But investigations by Turkish authorities and a UN specialist found vast evidence of premeditation, such as the arrival of 15 Saudi agents in Istanbul in the hours before Khashoggi’s killing. They included a “body double” who sought to leave a false trail of surveillance video indicating that Khashoggi was still alive and a forensic doctor who the Turks say arrived with a bone saw that was used to dismember Khashoggi’s body.
Recordings captured by Turkish intelligence inside the consulate before, during, and after the killing, and shared with the UN investigator, revealed the agents discussing how to fit Khashoggi’s body into suitcases. When Khashoggi reached the consulate, one of the agents referred to him as the “sacrificial animal.”
After his death, no effort was made to resuscitate him.
The UN specialist also reported a vast effort by Saudi officials to cover up the killing, including by forensically cleansing the crime scene before allowing Turkish investigators access to it.
On Twitter, Fahrettin Altun, a spokesman for President Recep Tayyip Erdogan of Turkey, wrote that the leaders who had ordered the operation had been “granted immunity.”
“To claim that a handful of intelligence operatives committed this murder is to mock the world’s intelligence — to say the least,” he wrote.
Although no evidence has been made public that directly implicates Mohammed in the killing, an assessment by the CIA found that he had probably ordered the operation, which employed two private jets, two diplomatic facilities, and the team of agents.
The crown prince has said that he played no role in the killing but that he bore some responsibility for it because it happened on his watch.
An investigation by Agnès Callamard, the special rapporteur on extrajudicial executions for the UN human rights agency, concluded that there was “credible evidence, warranting further investigation, of high-level Saudi officials’ individual liability, including the crown prince’s.”
The Saudi public prosecutor’s office said Monday that it had examined 31 suspects and arrested 21 of them. Of those, 11 were put on trial. Five men were sentenced to death for their direct involvement in Khashoggi’s killing. Three others were given a total of 24 years in prison for covering up the crime and violating other laws.
On Twitter, one of Khashoggi’s adult children, Salah Khashoggi, who lives in Saudi Arabia, praised the Saudi judges as fair.
“We confirm our faith in the Saudi judiciary at all levels and in its giving us justice and ensuring fairness,” he wrote.
Months after the killing, he and Khashoggi’s other children received tens of thousands of dollars and millions in real estate from the government to compensate for their father’s murder.
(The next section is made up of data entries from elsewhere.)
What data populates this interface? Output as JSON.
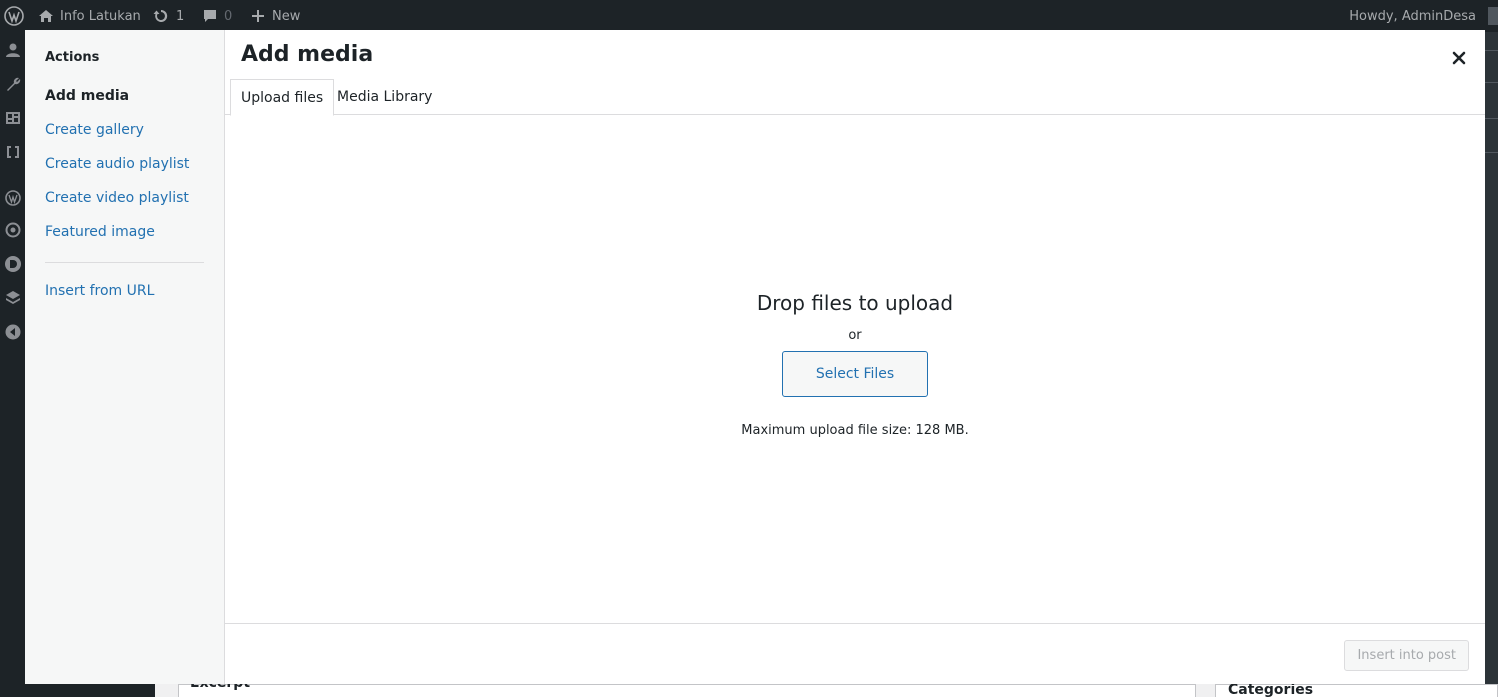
{
  "adminbar": {
    "site_name": "Info Latukan",
    "updates_count": "1",
    "comments_count": "0",
    "new_label": "New",
    "howdy": "Howdy, AdminDesa"
  },
  "background": {
    "excerpt_label": "Excerpt",
    "categories_label": "Categories"
  },
  "modal": {
    "title": "Add media",
    "menu": {
      "heading": "Actions",
      "items": [
        {
          "label": "Add media"
        },
        {
          "label": "Create gallery"
        },
        {
          "label": "Create audio playlist"
        },
        {
          "label": "Create video playlist"
        },
        {
          "label": "Featured image"
        },
        {
          "label": "Insert from URL"
        }
      ]
    },
    "tabs": [
      {
        "label": "Upload files"
      },
      {
        "label": "Media Library"
      }
    ],
    "upload": {
      "drop_title": "Drop files to upload",
      "or": "or",
      "select_button": "Select Files",
      "max_size": "Maximum upload file size: 128 MB."
    },
    "toolbar": {
      "insert_button": "Insert into post"
    }
  },
  "colors": {
    "accent": "#2271b1",
    "adminbar_bg": "#1d2327"
  }
}
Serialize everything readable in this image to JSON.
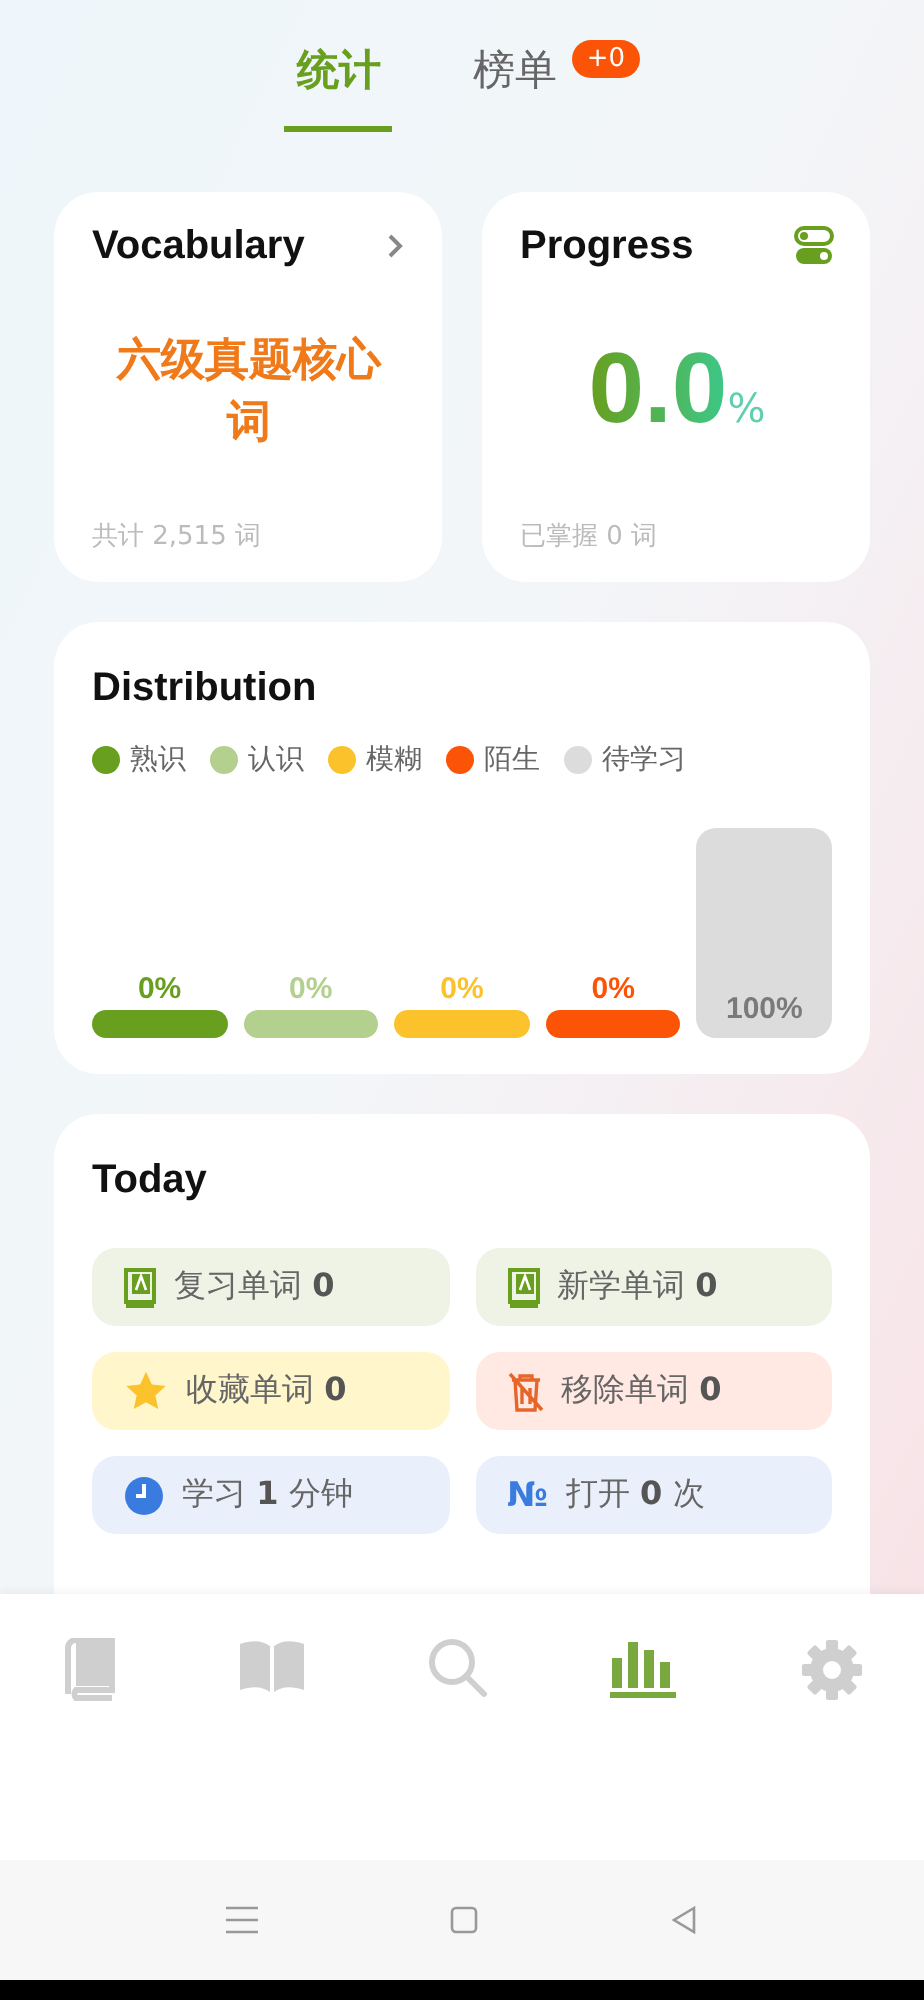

Turkish officials have identified the men they believe were inside the consulate when Khashoggi was killed, but it was unclear whether they were the same men sentenced Monday because the Saudis did not release their names. The kingdom did, however, identify three suspects who were not sentenced.
Mohammed al-Otaibi, the Saudi consul in Istanbul who gave reporters a tour of the consulate days after Khashoggi’s killing, was released without charge.
Ahmed Asseri, the deputy head of Saudi intelligence, who Saudi officials initially said had overseen the operation, was also released.
Saud al-Qahtani, a top aide to the crown prince, was not put on trial because the prosecutor’s office said there was a lack of evidence against him. Al-Qahtani’s exoneration is likely to rankle the United States, which imposed sanctions on him for what it said was his role in overseeing the team that carried out the killing.
On Monday, Saudi Twitter accounts published what appeared to be coordinated posts voicing the Saudi people’s trust in Asseri and al-Qahtani.
The sentences announced Monday were preliminary and are subject to appeal. Death sentences in Saudi Arabia are usually carried out by beheading in public squares.